Public health student develops infection control program for Liberian hospital where Ebola virus first diagnosed
April 19, 2018 • Uncategorized
A UNT Health Science Center public health student has developed a sustainable infection control and infectious waste management program for Phebe Hospital in Liberia, where one of the first known cases of Ebola virus in Liberia was diagnosed in 2014.
DrPH candidate Laura Phipps, MPH, CPH, RS, who graduates in May from the UNTHSC School of Public Health, traveled to Liberia as part of her major doctoral project, which included researching international guidelines for waste management systems in low-resource settings, constructing an assessment survey, collecting data through personal interviews and observation, developing written policies and procedures, and designing training programs for Phebe staff on appropriate waste management and infection control practices.
Phipps presented the first trainings on site for housekeeping and nursing staff, then developed a health care waste management plan and annotated training presentations for the hospital to continue the program on its own, updating as needed and ensuring that all new staff are oriented to the program as they are hired.
“When the Ebola outbreak brought international attention to Liberia and the Liberian health care system, agencies like the World Health Organization and Centers for Disease Control and Prevention sent teams to Phebe Hospital to establish response systems that are still in place today. But over time, with staff changes and resources that are severely stretched, adherence to the systems decreased,” she said.

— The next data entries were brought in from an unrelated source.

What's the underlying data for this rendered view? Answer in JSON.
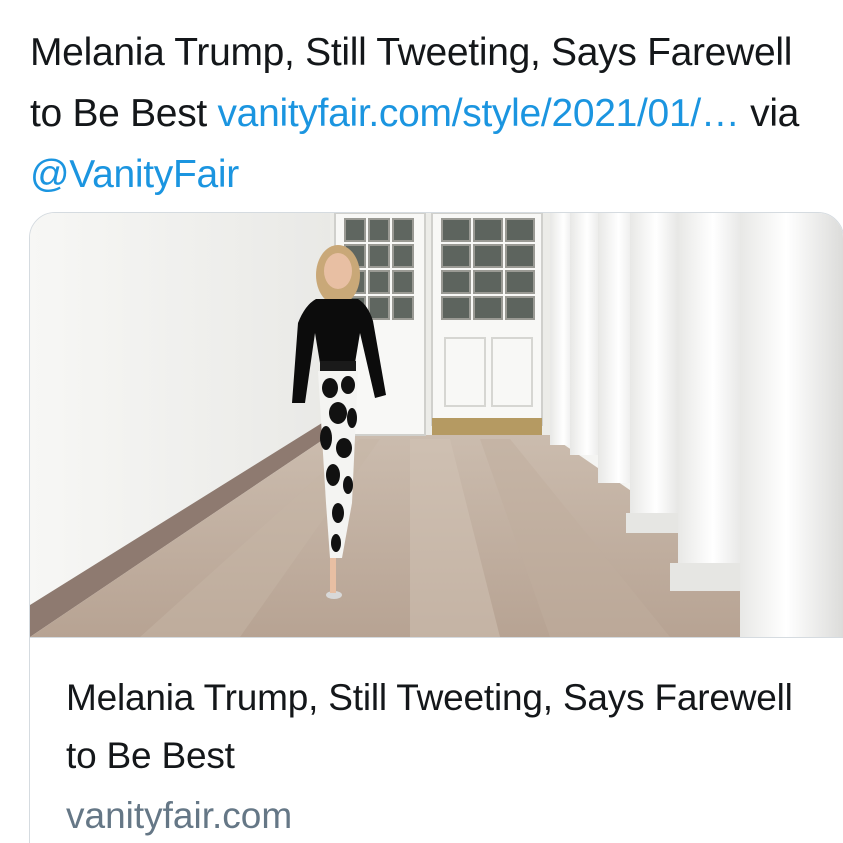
{
  "tweet": {
    "text_part1": "Melania Trump, Still Tweeting, Says Farewell to Be Best ",
    "link_text": "vanityfair.com/style/2021/01/…",
    "via_text": " via ",
    "mention": "@VanityFair",
    "link_color": "#1b95e0"
  },
  "card": {
    "image_icon": "photo-of-woman-walking-in-white-colonnade",
    "title": "Melania Trump, Still Tweeting, Says Farewell to Be Best",
    "domain": "vanityfair.com"
  }
}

“Phebe is one of Liberia’s oldest medical centers, and as part of the region’s county health system, is considered as a Level 2, mid-level hospital,” Phipps said. “Approximately 100-150 outpatients are seen each weekday, with 75 to 100 patients typically treated each day in the emergency room. The Phebe Hospital and School of Nursing compound is the site of not only the County Health Team, but also additional government and private health agencies and non-governmental organizations, making Phebe a vital part of Liberia’s health care delivery system, and making it crucial for the hospital to consistently follow a standardized protocol for infection control and safe waste management.”
Since Phebe Hospital has no Human Resources department, Phipps’ plan also addresses new employee training, continuing education processes and emergency event response.
“Liberia is now calling for hospitals to have standardized policies in writing for waste management, so it’s possible that the Phebe plan could be used as a template for other health care facilities in the region,” Phipps said.
Phipps’ interest in global public health sparked an earlier trip to Haiti, where she gained prior experience working with mobile clinic services in remote, underserved villages and provided maternal health trainings, in addition to conducting a community needs assessment to help inform future health care aid and initiatives for these populations.
“My experiences in Haiti helped me prepare for Liberia and really opened my eyes to the health and social issues in developing countries,” Phipps said. “What struck me as most significant was the resilience of both countries. They are among the poorest areas of the world, yet the people are remarkable in their ability to stay strong through difficulty and challenge. The value of going overseas and working in these countries is about being able to help, and it is life changing in the deeper understanding and concern that you gain by connecting with these people, seeing their lives and learning what they face in the context of health and survival.”